A couple of days later, she sent her husband to pick up her medal downtown. She did not want to deal with any sideways looks from strangers as she passed by in her headscarf.
Yet Fowler, who converted to Islam in 1999, felt none of the fear she felt after the 9/11 attacks. Her colleagues and training teammates at John Hancock, a primary sponsor of the Marathon, were as friendly and supportive as ever. She knew, within a couple of days, that she would run again this year.
Fowler never really stopped training. She joined the Run to Remember half-marathon last May. Most mornings through the long, cold winter, she left the house before dawn to get to the gym. This year, she is raising money for the Revere Special Education Parent Advisory Council, an organization close to her heart because one of her three children is autistic.
“I definitely feel a passion to represent this year, for the victims, for their families, for the city, for my family, and for the communities that I’m part of,” she said.
The Boston Marathon was always part of Syed’s life growing up. Every year, his parents would take their seven children to spend Patriots Day with another Pakistani family that lived in Brookline, a block from the marathon route.
The youngsters would scramble between the house, where they watched the elite competitors on television, and Beacon Street, where they gave the runners high-fives and cups of water.
But Syed, 26, who works at Oracle, never imagined running until last year, when he spent the weekend before the Marathon with two friends who were running. The night before the race, he signed up to run the Chicago marathon with one of them that next fall.
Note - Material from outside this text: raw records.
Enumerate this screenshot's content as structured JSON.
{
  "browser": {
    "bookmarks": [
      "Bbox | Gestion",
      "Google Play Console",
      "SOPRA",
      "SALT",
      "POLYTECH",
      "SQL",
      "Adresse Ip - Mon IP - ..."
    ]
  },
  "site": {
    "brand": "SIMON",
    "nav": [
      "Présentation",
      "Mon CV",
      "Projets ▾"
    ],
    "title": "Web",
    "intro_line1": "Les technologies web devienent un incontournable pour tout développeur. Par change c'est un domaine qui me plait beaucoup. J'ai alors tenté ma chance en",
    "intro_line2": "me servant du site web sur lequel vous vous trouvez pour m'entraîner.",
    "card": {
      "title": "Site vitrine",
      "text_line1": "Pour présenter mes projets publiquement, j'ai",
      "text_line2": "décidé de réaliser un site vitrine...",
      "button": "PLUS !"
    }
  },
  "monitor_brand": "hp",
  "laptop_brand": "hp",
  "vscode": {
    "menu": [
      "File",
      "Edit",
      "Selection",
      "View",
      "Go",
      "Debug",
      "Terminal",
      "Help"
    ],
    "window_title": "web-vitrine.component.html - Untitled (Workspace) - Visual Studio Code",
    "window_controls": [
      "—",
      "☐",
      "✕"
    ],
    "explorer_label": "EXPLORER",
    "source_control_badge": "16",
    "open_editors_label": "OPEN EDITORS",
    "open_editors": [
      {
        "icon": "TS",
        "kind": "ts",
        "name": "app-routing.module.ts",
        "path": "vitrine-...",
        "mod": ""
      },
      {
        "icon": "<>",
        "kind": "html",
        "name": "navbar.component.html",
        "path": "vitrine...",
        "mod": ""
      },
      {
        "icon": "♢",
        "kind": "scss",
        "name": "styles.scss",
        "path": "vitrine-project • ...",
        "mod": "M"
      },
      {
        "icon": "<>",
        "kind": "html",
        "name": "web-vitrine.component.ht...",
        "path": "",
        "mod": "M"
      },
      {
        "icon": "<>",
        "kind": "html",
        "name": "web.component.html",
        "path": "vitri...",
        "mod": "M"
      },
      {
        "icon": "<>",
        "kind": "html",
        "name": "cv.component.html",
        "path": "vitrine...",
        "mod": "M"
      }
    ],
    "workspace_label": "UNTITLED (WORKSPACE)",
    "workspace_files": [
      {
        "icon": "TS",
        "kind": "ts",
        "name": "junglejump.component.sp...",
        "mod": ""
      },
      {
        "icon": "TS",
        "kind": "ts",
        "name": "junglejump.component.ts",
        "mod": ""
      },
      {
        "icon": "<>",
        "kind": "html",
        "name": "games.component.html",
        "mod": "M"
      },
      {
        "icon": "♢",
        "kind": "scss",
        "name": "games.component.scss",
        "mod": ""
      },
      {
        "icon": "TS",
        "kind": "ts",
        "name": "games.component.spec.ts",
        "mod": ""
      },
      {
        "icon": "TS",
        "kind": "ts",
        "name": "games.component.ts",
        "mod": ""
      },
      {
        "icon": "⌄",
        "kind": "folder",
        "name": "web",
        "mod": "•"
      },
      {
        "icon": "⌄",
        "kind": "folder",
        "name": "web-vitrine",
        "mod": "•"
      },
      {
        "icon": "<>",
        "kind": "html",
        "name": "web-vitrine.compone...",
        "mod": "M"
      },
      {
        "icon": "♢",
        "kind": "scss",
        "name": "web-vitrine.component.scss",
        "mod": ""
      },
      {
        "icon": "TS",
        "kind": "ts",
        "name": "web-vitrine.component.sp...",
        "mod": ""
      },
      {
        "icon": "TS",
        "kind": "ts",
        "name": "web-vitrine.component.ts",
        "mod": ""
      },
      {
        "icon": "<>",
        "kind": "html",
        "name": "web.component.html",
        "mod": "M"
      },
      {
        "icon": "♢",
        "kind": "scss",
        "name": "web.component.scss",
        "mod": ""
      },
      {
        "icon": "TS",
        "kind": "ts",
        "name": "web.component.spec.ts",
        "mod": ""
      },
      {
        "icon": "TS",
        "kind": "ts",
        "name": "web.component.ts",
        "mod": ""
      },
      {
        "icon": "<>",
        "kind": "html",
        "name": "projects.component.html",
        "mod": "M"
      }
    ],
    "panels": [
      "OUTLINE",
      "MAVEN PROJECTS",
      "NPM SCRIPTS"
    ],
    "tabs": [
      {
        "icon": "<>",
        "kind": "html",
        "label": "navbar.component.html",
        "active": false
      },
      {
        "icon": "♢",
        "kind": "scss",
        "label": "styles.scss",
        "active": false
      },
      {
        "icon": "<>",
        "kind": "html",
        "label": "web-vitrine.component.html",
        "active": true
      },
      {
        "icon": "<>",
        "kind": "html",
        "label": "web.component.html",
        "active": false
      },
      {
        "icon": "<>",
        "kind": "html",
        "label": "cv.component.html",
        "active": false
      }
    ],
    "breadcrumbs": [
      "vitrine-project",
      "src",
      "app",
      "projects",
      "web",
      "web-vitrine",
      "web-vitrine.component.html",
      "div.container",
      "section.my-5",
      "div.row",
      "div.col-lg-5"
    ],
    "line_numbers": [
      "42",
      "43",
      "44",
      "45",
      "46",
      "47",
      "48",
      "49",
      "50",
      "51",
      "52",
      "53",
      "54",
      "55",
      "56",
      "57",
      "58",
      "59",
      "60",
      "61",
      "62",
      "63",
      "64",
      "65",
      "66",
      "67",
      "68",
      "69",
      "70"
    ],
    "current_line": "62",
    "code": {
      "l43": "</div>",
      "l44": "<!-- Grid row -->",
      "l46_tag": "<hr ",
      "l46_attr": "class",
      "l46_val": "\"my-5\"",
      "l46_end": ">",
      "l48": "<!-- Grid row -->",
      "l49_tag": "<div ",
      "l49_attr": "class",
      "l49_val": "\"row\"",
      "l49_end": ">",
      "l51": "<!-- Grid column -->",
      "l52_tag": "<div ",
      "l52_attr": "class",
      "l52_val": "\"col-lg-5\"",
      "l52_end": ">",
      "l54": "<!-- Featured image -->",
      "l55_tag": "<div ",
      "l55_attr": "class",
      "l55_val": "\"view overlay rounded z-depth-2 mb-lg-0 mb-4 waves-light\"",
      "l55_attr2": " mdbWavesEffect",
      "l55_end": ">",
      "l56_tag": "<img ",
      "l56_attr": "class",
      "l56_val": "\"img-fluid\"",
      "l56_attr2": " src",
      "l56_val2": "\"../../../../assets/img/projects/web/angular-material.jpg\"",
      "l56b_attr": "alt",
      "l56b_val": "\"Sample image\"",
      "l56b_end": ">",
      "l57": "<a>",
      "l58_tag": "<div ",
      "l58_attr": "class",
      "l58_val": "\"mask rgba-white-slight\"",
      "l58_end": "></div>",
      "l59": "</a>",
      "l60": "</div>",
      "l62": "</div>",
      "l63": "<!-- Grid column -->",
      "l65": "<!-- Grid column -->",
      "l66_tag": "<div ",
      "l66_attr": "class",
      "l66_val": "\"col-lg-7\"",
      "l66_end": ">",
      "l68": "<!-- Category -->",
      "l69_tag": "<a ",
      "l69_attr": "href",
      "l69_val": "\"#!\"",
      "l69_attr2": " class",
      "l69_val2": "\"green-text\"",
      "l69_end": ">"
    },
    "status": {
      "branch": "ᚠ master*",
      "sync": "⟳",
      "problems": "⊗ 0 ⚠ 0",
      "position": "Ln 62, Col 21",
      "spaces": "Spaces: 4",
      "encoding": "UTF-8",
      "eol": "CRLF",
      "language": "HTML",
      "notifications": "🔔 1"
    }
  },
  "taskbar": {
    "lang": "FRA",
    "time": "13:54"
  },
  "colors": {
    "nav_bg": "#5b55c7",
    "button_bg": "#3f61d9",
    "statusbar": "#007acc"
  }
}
After the bombings, Syed knew he would somehow run Boston, too. The attacks felt like an assault on his childhood memories.
“It’s a part of the tradition of your city,” he said. “You look forward to it every single year. And you understand how jubilant an event it is. And that was taken away.”
But what wasn’t taken away after the tragedy was his sense of belonging.
It was a hard-won feeling, after years growing up in the shadow of 9/11, and then gaining a new self-confidence as a student at Boston University.
Studying abroad in Beirut and then visiting Pakistan made him realize, at last: He is an American. And Boston is home.
The day after the bombings, Syed put on a hoodie and went for his first training run along the Charles River. Along the path were messages scrawled in chalk: Live with no fear. Stay Strong.
“Not to be corny, but I kind of felt like there was a city behind me,” said Syed, whose run will benefit research for liver cancer, a disease that recently took his uncle’s life.
The bombings, he said, “were the actions of two individuals, and sure, they were part of a denomination, but the response to it was just human, pure and simple.
“We came together beyond any race, religion, creed, and we helped one another out.”